Presidential hopeful Bernie Sanders campaigned for income equality outside and inside the U.S. Capitol building Wednesday, rallying striking workers in a park across the street from Congress and introducing a bill in the Senate to hike the federal minimum wage to $15 an hour.
“The current federal minimum wage is a starvation wage. It’s got to be raised to a living wage,” Sanders told a crowd mixed with federal contract workers, fast-food employees, and labor activists. “I think that if you work 40 hours a week, you have a right not to be living in poverty.”
The current federal minimum wage is $7.25 per hour. Sanders, a Vermont independent who’s seeking the Democratic presidential nomination, said it’s particularly appalling that the United States government is among the nation’s largest employers of low-wage workers.
“It’s a national disgrace that millions of full-time workers are living in poverty and millions more are forced to work two or three jobs just to pay their bills,” Sanders said. “In the year 2015, a job must lift workers out of poverty, not keep them in it.”

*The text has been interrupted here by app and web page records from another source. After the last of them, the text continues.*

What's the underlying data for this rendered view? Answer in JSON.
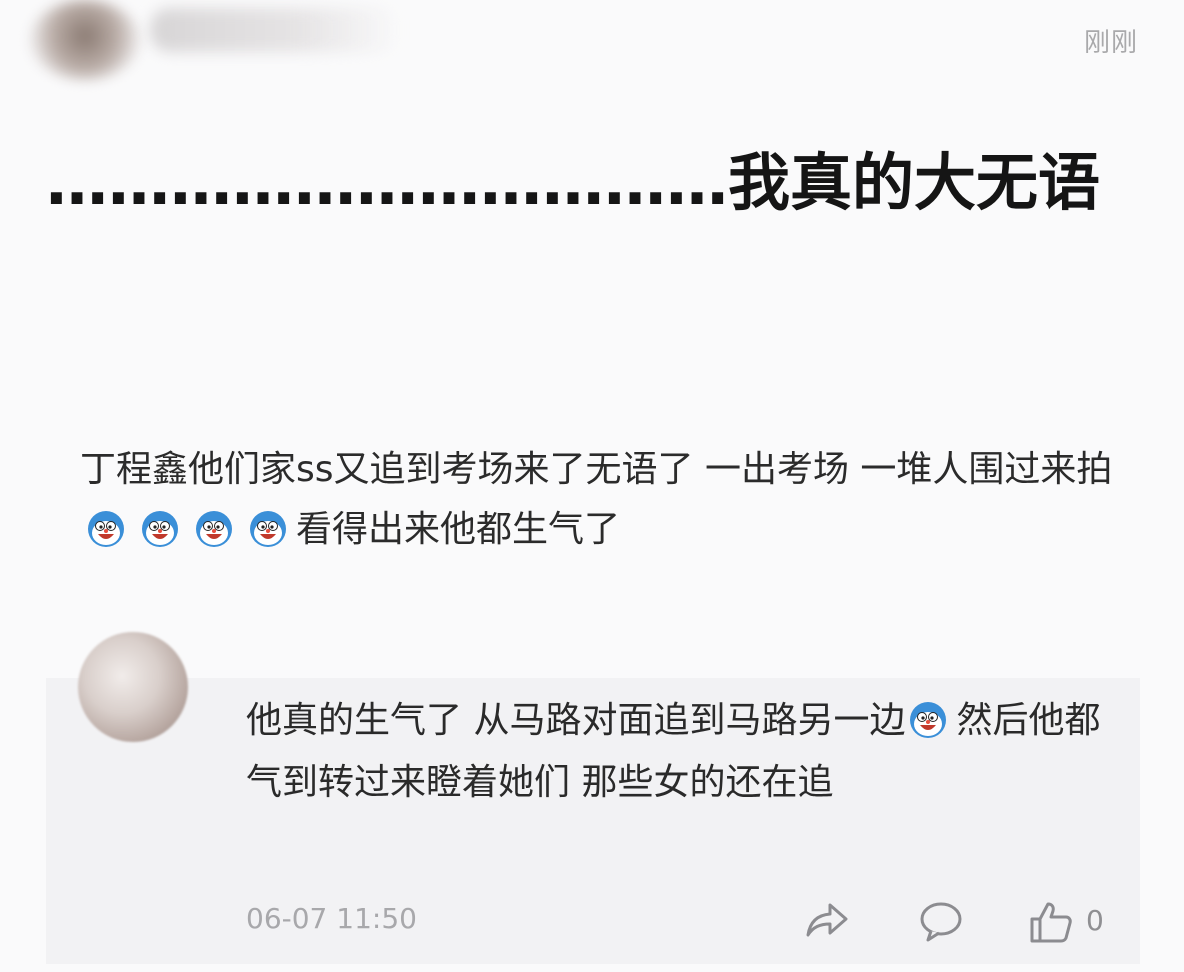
{
  "post": {
    "timestamp": "刚刚",
    "title": "……………………………我真的大无语",
    "body_before_emoji": "丁程鑫他们家ss又追到考场来了无语了  一出考场  一堆人围过来拍",
    "emoji_icon": "angry-cartoon-face-emoji",
    "emoji_count": 4,
    "body_after_emoji": "看得出来他都生气了"
  },
  "reply": {
    "text_before_emoji": "他真的生气了  从马路对面追到马路另一边",
    "emoji_icon": "angry-cartoon-face-emoji",
    "text_after_emoji": "然后他都气到转过来瞪着她们  那些女的还在追",
    "time": "06-07 11:50",
    "like_count": "0"
  },
  "colors": {
    "background": "#fafafb",
    "reply_background": "#f2f2f4",
    "emoji_face": "#3a8fd8"
  }
}
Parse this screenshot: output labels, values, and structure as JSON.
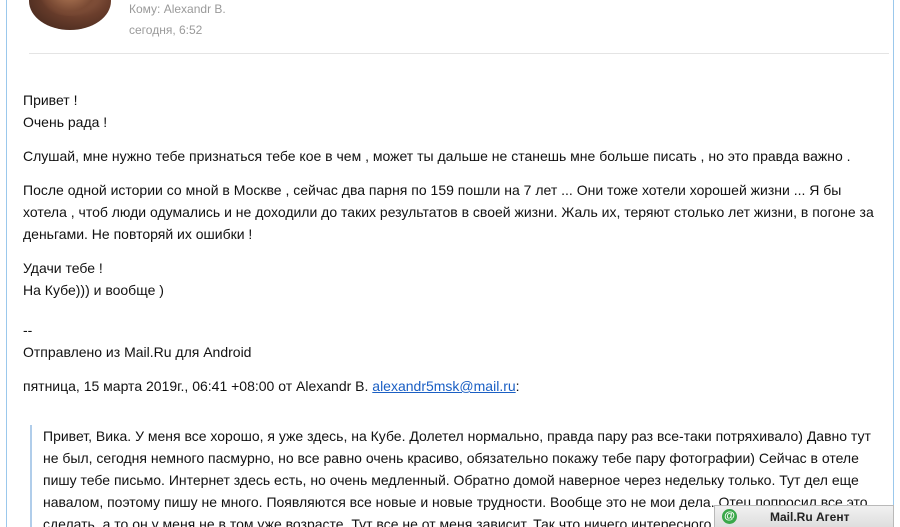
{
  "header": {
    "to_line": "Кому: Alexandr B.",
    "time": "сегодня, 6:52"
  },
  "message": {
    "greeting": [
      "Привет !",
      "Очень рада !"
    ],
    "p1": "Слушай, мне нужно тебе признаться тебе кое в чем , может ты дальше не станешь мне больше писать , но это правда важно .",
    "p2": "После одной истории со мной в Москве , сейчас два парня по 159 пошли на 7 лет ... Они тоже хотели хорошей жизни ... Я бы хотела , чтоб люди одумались и не доходили до таких результатов в своей жизни.  Жаль их, теряют столько лет жизни, в погоне за деньгами.  Не повторяй их ошибки !",
    "closing": [
      "Удачи тебе !",
      "На Кубе))) и вообще )"
    ],
    "sig_sep": "--",
    "signature": "Отправлено из Mail.Ru для Android",
    "reply_header": "пятница, 15 марта 2019г., 06:41 +08:00 от Alexandr B. ",
    "reply_email": "alexandr5msk@mail.ru",
    "reply_colon": ":"
  },
  "quote": {
    "text": "Привет, Вика. У меня все хорошо, я уже здесь, на Кубе. Долетел нормально, правда пару раз все-таки потряхивало) Давно тут не был, сегодня немного пасмурно, но все равно очень красиво, обязательно покажу тебе пару фотографии) Сейчас в отеле пишу тебе письмо. Интернет здесь есть, но очень медленный. Обратно домой наверное через недельку только. Тут дел еще навалом, поэтому пишу не много. Появляются все новые и новые трудности. Вообще это не мои дела. Отец попросил все это сделать, а то он у меня не в том уже возрасте. Тут все не от меня зависит. Так что ничего интересного"
  },
  "agent_bar": {
    "icon": "mailru-at-icon",
    "label": "Mail.Ru Агент",
    "accent": "#3aa84a"
  }
}
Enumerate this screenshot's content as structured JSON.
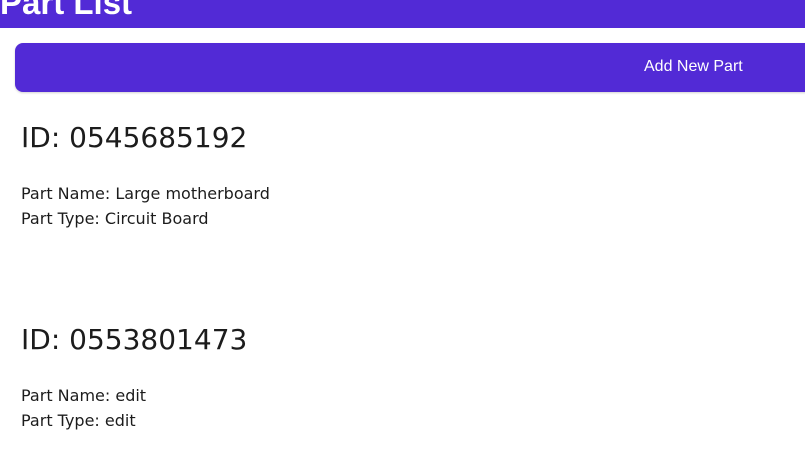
{
  "header": {
    "title": "Part List"
  },
  "toolbar": {
    "add_label": "Add New Part"
  },
  "parts": [
    {
      "id_prefix": "ID:",
      "id": "0545685192",
      "name_prefix": "Part Name:",
      "name": "Large motherboard",
      "type_prefix": "Part Type:",
      "type": "Circuit Board"
    },
    {
      "id_prefix": "ID:",
      "id": "0553801473",
      "name_prefix": "Part Name:",
      "name": "edit",
      "type_prefix": "Part Type:",
      "type": "edit"
    }
  ],
  "colors": {
    "accent": "#522ad6",
    "text": "#1c1c1c",
    "background": "#ffffff"
  }
}
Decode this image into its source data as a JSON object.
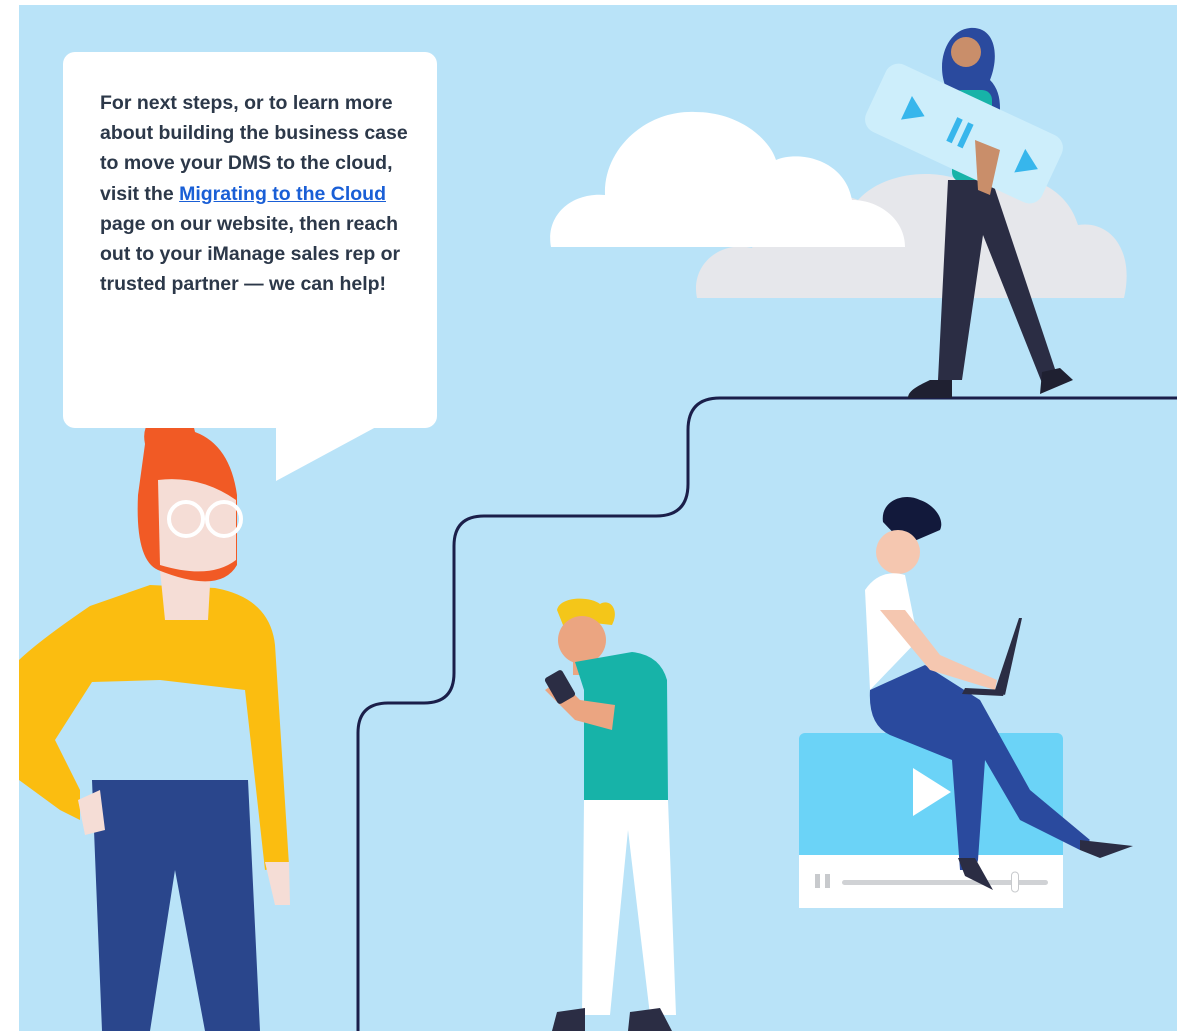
{
  "callout": {
    "text_before": "For next steps, or to learn more about building the business case to move your DMS to the cloud, visit the ",
    "link_label": "Migrating to the Cloud",
    "text_after": " page on our website, then reach out to your iManage sales rep or trusted partner — we can help!"
  },
  "colors": {
    "background": "#b9e3f8",
    "bubble": "#ffffff",
    "text": "#2c3849",
    "link": "#1a5fd6",
    "path_line": "#1b1f4a",
    "cloud_front": "#ffffff",
    "cloud_back": "#e6e7eb",
    "video_panel": "#6bd3f7"
  },
  "icons": {
    "video_play": "play-icon",
    "video_pause": "pause-icon",
    "carried_play": "play-icon",
    "carried_pause": "pause-icon"
  },
  "video_player": {
    "progress": 0.84
  }
}
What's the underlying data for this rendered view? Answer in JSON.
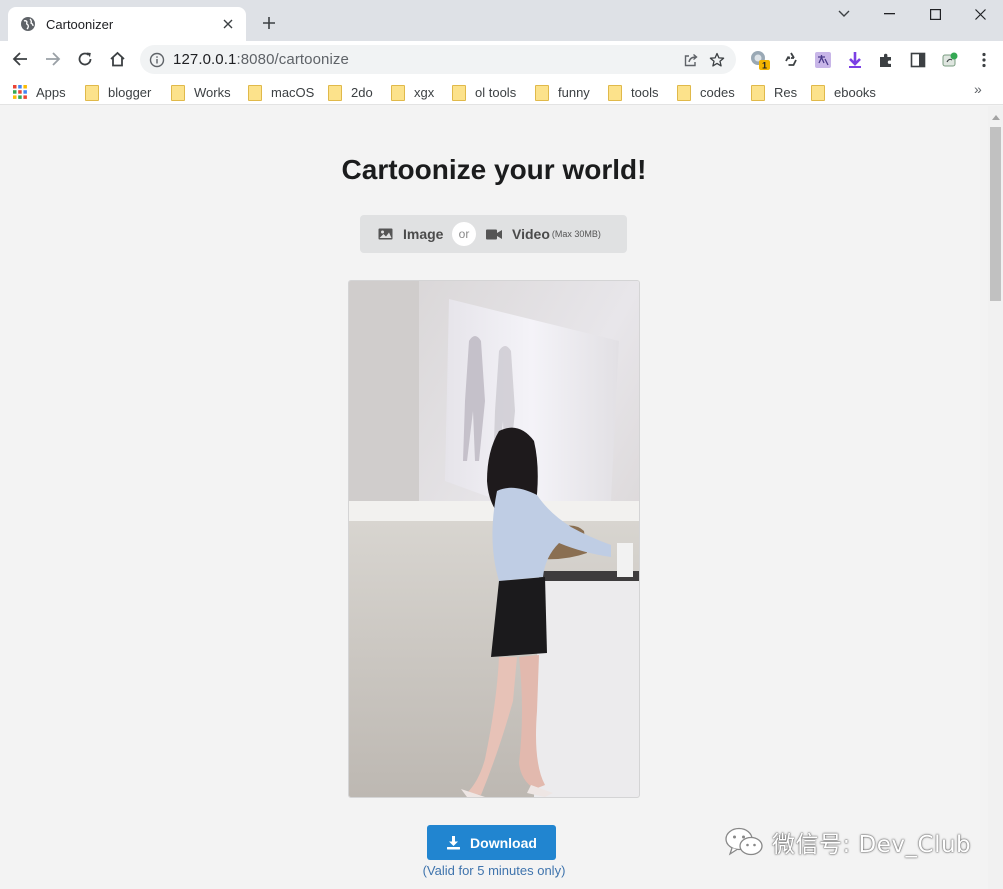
{
  "tab": {
    "title": "Cartoonizer"
  },
  "address": {
    "host": "127.0.0.1",
    "rest": ":8080/cartoonize"
  },
  "extensions": {
    "badge_count": "1"
  },
  "bookmarks": [
    {
      "label": "Apps",
      "kind": "apps"
    },
    {
      "label": "blogger"
    },
    {
      "label": "Works"
    },
    {
      "label": "macOS"
    },
    {
      "label": "2do"
    },
    {
      "label": "xgx"
    },
    {
      "label": "ol tools"
    },
    {
      "label": "funny"
    },
    {
      "label": "tools"
    },
    {
      "label": "codes"
    },
    {
      "label": "Res"
    },
    {
      "label": "ebooks"
    }
  ],
  "page": {
    "heading": "Cartoonize your world!",
    "image_button": "Image",
    "or_label": "or",
    "video_button": "Video",
    "video_limit": "(Max 30MB)",
    "download_button": "Download",
    "validity_note": "(Valid for 5 minutes only)"
  },
  "watermark": {
    "text": "微信号: Dev_Club"
  },
  "colors": {
    "primary": "#2185d0",
    "tab_strip": "#dee1e6",
    "page_bg": "#f3f3f3",
    "note_text": "#3f74ad"
  }
}
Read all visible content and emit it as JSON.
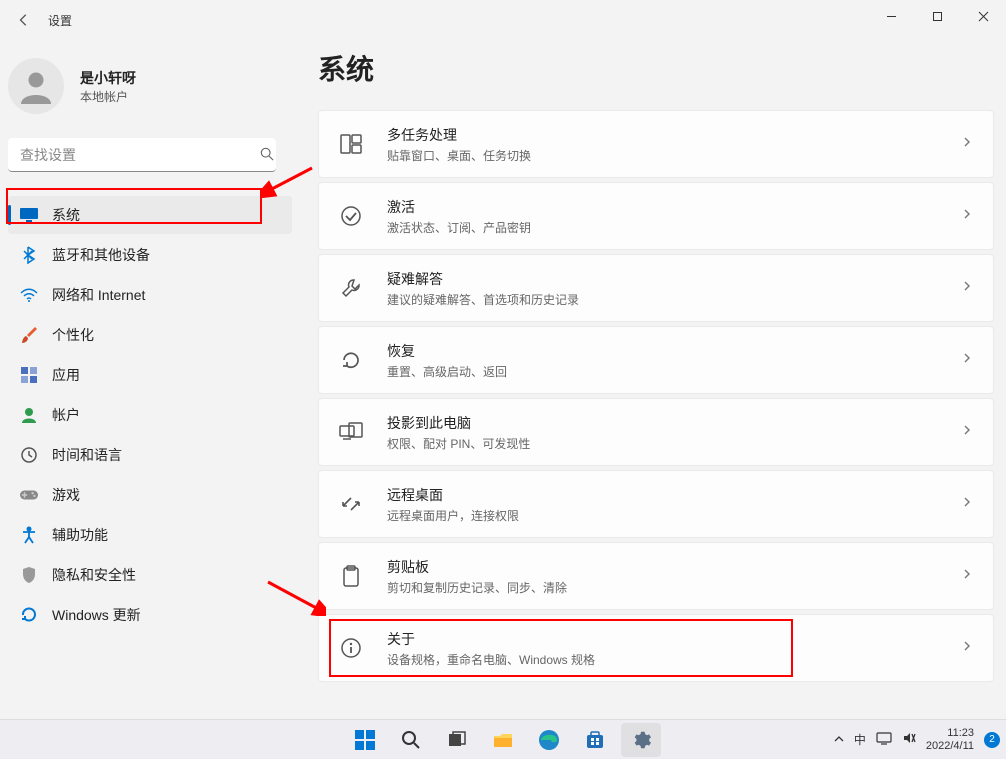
{
  "titlebar": {
    "app_name": "设置"
  },
  "user": {
    "name": "是小轩呀",
    "sub": "本地帐户"
  },
  "search": {
    "placeholder": "查找设置"
  },
  "nav": [
    {
      "label": "系统",
      "icon": "monitor",
      "color": "#0067c0",
      "selected": true
    },
    {
      "label": "蓝牙和其他设备",
      "icon": "bluetooth",
      "color": "#0078d4"
    },
    {
      "label": "网络和 Internet",
      "icon": "wifi",
      "color": "#0078d4"
    },
    {
      "label": "个性化",
      "icon": "brush",
      "color": "#e85c33"
    },
    {
      "label": "应用",
      "icon": "apps",
      "color": "#4a6fbf"
    },
    {
      "label": "帐户",
      "icon": "person",
      "color": "#2e9b4f"
    },
    {
      "label": "时间和语言",
      "icon": "clock",
      "color": "#555"
    },
    {
      "label": "游戏",
      "icon": "game",
      "color": "#777"
    },
    {
      "label": "辅助功能",
      "icon": "accessibility",
      "color": "#0078d4"
    },
    {
      "label": "隐私和安全性",
      "icon": "shield",
      "color": "#888"
    },
    {
      "label": "Windows 更新",
      "icon": "update",
      "color": "#0078d4"
    }
  ],
  "page": {
    "title": "系统"
  },
  "cards": [
    {
      "title": "多任务处理",
      "sub": "贴靠窗口、桌面、任务切换",
      "icon": "multitask"
    },
    {
      "title": "激活",
      "sub": "激活状态、订阅、产品密钥",
      "icon": "check"
    },
    {
      "title": "疑难解答",
      "sub": "建议的疑难解答、首选项和历史记录",
      "icon": "wrench"
    },
    {
      "title": "恢复",
      "sub": "重置、高级启动、返回",
      "icon": "recovery"
    },
    {
      "title": "投影到此电脑",
      "sub": "权限、配对 PIN、可发现性",
      "icon": "project"
    },
    {
      "title": "远程桌面",
      "sub": "远程桌面用户，连接权限",
      "icon": "remote"
    },
    {
      "title": "剪贴板",
      "sub": "剪切和复制历史记录、同步、清除",
      "icon": "clipboard"
    },
    {
      "title": "关于",
      "sub": "设备规格，重命名电脑、Windows 规格",
      "icon": "info"
    }
  ],
  "taskbar": {
    "ime": "中",
    "time": "11:23",
    "date": "2022/4/11",
    "notif_count": "2"
  }
}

He urged President Barack Obama to sign an executive order “so that every federal contract worker in this country is paid a living wage, good benefits, and the right to join a union.”
Sanders is making income equality a centerpiece of his presidential campaign. He introduced a Senate bill Wednesday that would raise the minimum wage to $10 per hour by 2020 and close a loophole that he says allows employers to pay tipped workers as little as $2.13 per hour.
Reps. Keith Ellison, D-Minn., Raul Grijalva, D-Ariz., and Sheila Jackson Lee, D-Texas, introduced a similar measure in the House of Representatives. The prospects of the bills getting through a Republican-controlled House and Senate are slim.
Former Secretary of State Hillary Clinton, the Democratic presidential frontrunner, supports raising the minimum wage, but has declined to say what amount. Former Maryland Gov. Martin O’Malley supports a $15 minimum wage.
Clinton, responding to a BuzzFeed reporter’s question last week, said she supports “the local efforts that are going on that are making it possible for people working in certain localities to actually earn 15.”
She added: “I think part of the reason that the Congress and very strong Democratic supporters of increasing the minimum wage are trying to debate and determine what’s the national floor is because there are different economic environments. And what you can do in L.A. or in New York may not work in other places.”
McClatchy’s Anita Kumar contributed to this report.